===== Data records =====
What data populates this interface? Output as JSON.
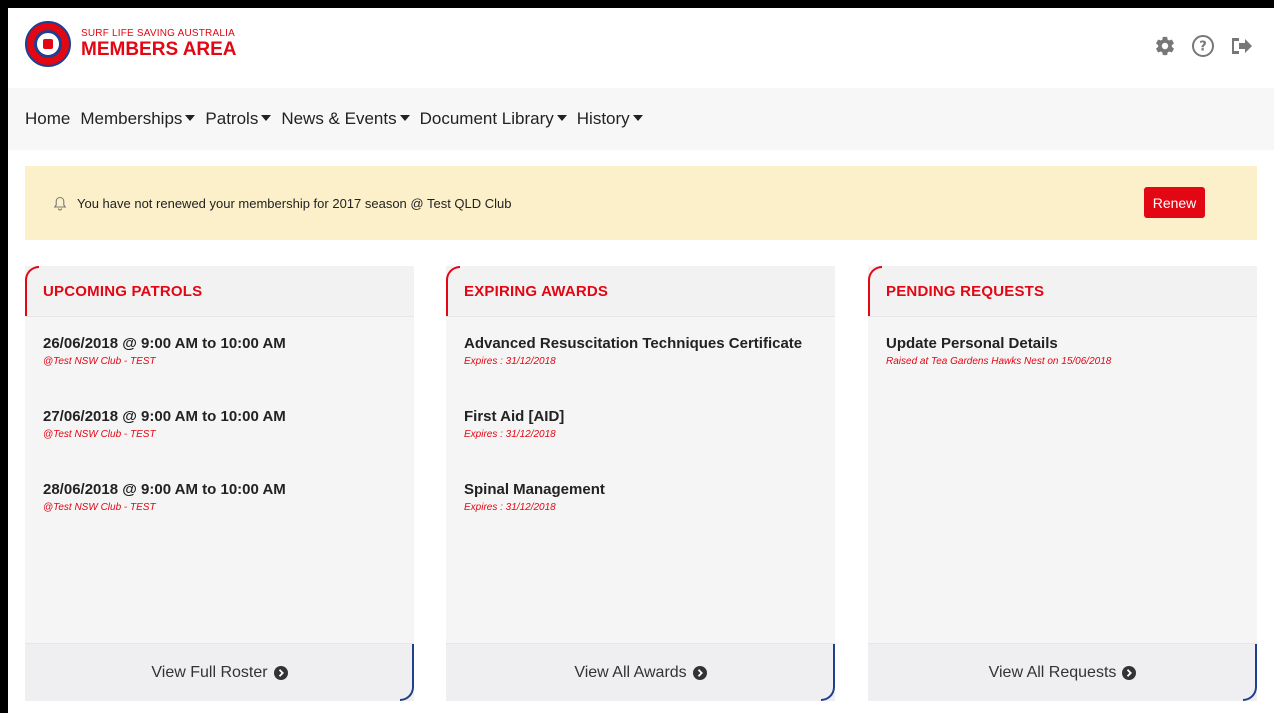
{
  "brand": {
    "subtitle": "SURF LIFE SAVING AUSTRALIA",
    "title": "MEMBERS AREA"
  },
  "header_icons": [
    "gear-icon",
    "help-icon",
    "sign-out-icon"
  ],
  "nav": [
    {
      "label": "Home",
      "dropdown": false
    },
    {
      "label": "Memberships",
      "dropdown": true
    },
    {
      "label": "Patrols",
      "dropdown": true
    },
    {
      "label": "News & Events",
      "dropdown": true
    },
    {
      "label": "Document Library",
      "dropdown": true
    },
    {
      "label": "History",
      "dropdown": true
    }
  ],
  "alert": {
    "icon": "bell-icon",
    "text": "You have not renewed your membership for 2017 season @ Test QLD Club",
    "button": "Renew"
  },
  "panels": [
    {
      "title": "UPCOMING PATROLS",
      "items": [
        {
          "title": "26/06/2018 @ 9:00 AM to 10:00 AM",
          "sub": "@Test NSW Club - TEST"
        },
        {
          "title": "27/06/2018 @ 9:00 AM to 10:00 AM",
          "sub": "@Test NSW Club - TEST"
        },
        {
          "title": "28/06/2018 @ 9:00 AM to 10:00 AM",
          "sub": "@Test NSW Club - TEST"
        }
      ],
      "footer": "View Full Roster"
    },
    {
      "title": "EXPIRING AWARDS",
      "items": [
        {
          "title": "Advanced Resuscitation Techniques Certificate",
          "sub": "Expires : 31/12/2018"
        },
        {
          "title": "First Aid [AID]",
          "sub": "Expires : 31/12/2018"
        },
        {
          "title": "Spinal Management",
          "sub": "Expires : 31/12/2018"
        }
      ],
      "footer": "View All Awards"
    },
    {
      "title": "PENDING REQUESTS",
      "items": [
        {
          "title": "Update Personal Details",
          "sub": "Raised at Tea Gardens Hawks Nest on 15/06/2018"
        }
      ],
      "footer": "View All Requests"
    }
  ],
  "colors": {
    "brand_red": "#e30613",
    "brand_blue": "#1f3f8f",
    "alert_bg": "#fbf0c9"
  }
}
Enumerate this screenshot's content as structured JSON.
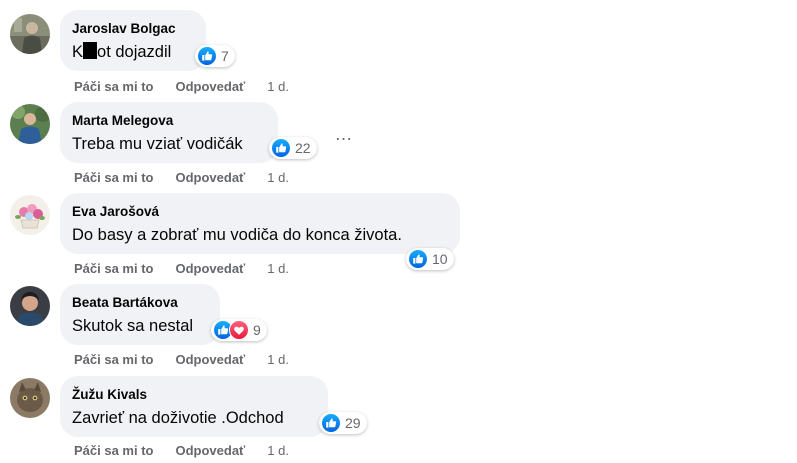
{
  "comments": [
    {
      "author": "Jaroslav Bolgac",
      "text_before": "K",
      "text_after": "ot dojazdil",
      "reactions": [
        "like"
      ],
      "reaction_count": "7",
      "like_label": "Páči sa mi to",
      "reply_label": "Odpovedať",
      "time": "1 d."
    },
    {
      "author": "Marta Melegova",
      "text": "Treba mu vziať vodičák",
      "reactions": [
        "like"
      ],
      "reaction_count": "22",
      "like_label": "Páči sa mi to",
      "reply_label": "Odpovedať",
      "time": "1 d.",
      "more_icon": "…"
    },
    {
      "author": "Eva Jarošová",
      "text": "Do basy a zobrať mu vodiča do konca života.",
      "reactions": [
        "like"
      ],
      "reaction_count": "10",
      "like_label": "Páči sa mi to",
      "reply_label": "Odpovedať",
      "time": "1 d."
    },
    {
      "author": "Beata Bartákova",
      "text": "Skutok sa nestal",
      "reactions": [
        "like",
        "love"
      ],
      "reaction_count": "9",
      "like_label": "Páči sa mi to",
      "reply_label": "Odpovedať",
      "time": "1 d."
    },
    {
      "author": "Žužu Kivals",
      "text": "Zavrieť na doživotie .Odchod",
      "reactions": [
        "like"
      ],
      "reaction_count": "29",
      "like_label": "Páči sa mi to",
      "reply_label": "Odpovedať",
      "time": "1 d."
    }
  ],
  "colors": {
    "bubble": "#f0f2f5",
    "like_blue": "#1877f2",
    "love_red": "#f33e58",
    "secondary_text": "#65676b"
  }
}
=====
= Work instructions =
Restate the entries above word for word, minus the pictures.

= Exercise solution =
What data populates this interface? Output as JSON.
{
  "brand": {
    "subtitle": "SURF LIFE SAVING AUSTRALIA",
    "title": "MEMBERS AREA"
  },
  "header_icons": [
    "gear-icon",
    "help-icon",
    "sign-out-icon"
  ],
  "nav": [
    {
      "label": "Home",
      "dropdown": false
    },
    {
      "label": "Memberships",
      "dropdown": true
    },
    {
      "label": "Patrols",
      "dropdown": true
    },
    {
      "label": "News & Events",
      "dropdown": true
    },
    {
      "label": "Document Library",
      "dropdown": true
    },
    {
      "label": "History",
      "dropdown": true
    }
  ],
  "alert": {
    "icon": "bell-icon",
    "text": "You have not renewed your membership for 2017 season @ Test QLD Club",
    "button": "Renew"
  },
  "panels": [
    {
      "title": "UPCOMING PATROLS",
      "items": [
        {
          "title": "26/06/2018 @ 9:00 AM to 10:00 AM",
          "sub": "@Test NSW Club - TEST"
        },
        {
          "title": "27/06/2018 @ 9:00 AM to 10:00 AM",
          "sub": "@Test NSW Club - TEST"
        },
        {
          "title": "28/06/2018 @ 9:00 AM to 10:00 AM",
          "sub": "@Test NSW Club - TEST"
        }
      ],
      "footer": "View Full Roster"
    },
    {
      "title": "EXPIRING AWARDS",
      "items": [
        {
          "title": "Advanced Resuscitation Techniques Certificate",
          "sub": "Expires : 31/12/2018"
        },
        {
          "title": "First Aid [AID]",
          "sub": "Expires : 31/12/2018"
        },
        {
          "title": "Spinal Management",
          "sub": "Expires : 31/12/2018"
        }
      ],
      "footer": "View All Awards"
    },
    {
      "title": "PENDING REQUESTS",
      "items": [
        {
          "title": "Update Personal Details",
          "sub": "Raised at Tea Gardens Hawks Nest on 15/06/2018"
        }
      ],
      "footer": "View All Requests"
    }
  ],
  "colors": {
    "brand_red": "#e30613",
    "brand_blue": "#1f3f8f",
    "alert_bg": "#fbf0c9"
  }
}
Enumerate this screenshot's content as structured JSON.
{
  "comments": [
    {
      "author": "Jaroslav Bolgac",
      "text_before": "K",
      "text_after": "ot dojazdil",
      "reactions": [
        "like"
      ],
      "reaction_count": "7",
      "like_label": "Páči sa mi to",
      "reply_label": "Odpovedať",
      "time": "1 d."
    },
    {
      "author": "Marta Melegova",
      "text": "Treba mu vziať vodičák",
      "reactions": [
        "like"
      ],
      "reaction_count": "22",
      "like_label": "Páči sa mi to",
      "reply_label": "Odpovedať",
      "time": "1 d.",
      "more_icon": "…"
    },
    {
      "author": "Eva Jarošová",
      "text": "Do basy a zobrať mu vodiča do konca života.",
      "reactions": [
        "like"
      ],
      "reaction_count": "10",
      "like_label": "Páči sa mi to",
      "reply_label": "Odpovedať",
      "time": "1 d."
    },
    {
      "author": "Beata Bartákova",
      "text": "Skutok sa nestal",
      "reactions": [
        "like",
        "love"
      ],
      "reaction_count": "9",
      "like_label": "Páči sa mi to",
      "reply_label": "Odpovedať",
      "time": "1 d."
    },
    {
      "author": "Žužu Kivals",
      "text": "Zavrieť na doživotie .Odchod",
      "reactions": [
        "like"
      ],
      "reaction_count": "29",
      "like_label": "Páči sa mi to",
      "reply_label": "Odpovedať",
      "time": "1 d."
    }
  ],
  "colors": {
    "bubble": "#f0f2f5",
    "like_blue": "#1877f2",
    "love_red": "#f33e58",
    "secondary_text": "#65676b"
  }
}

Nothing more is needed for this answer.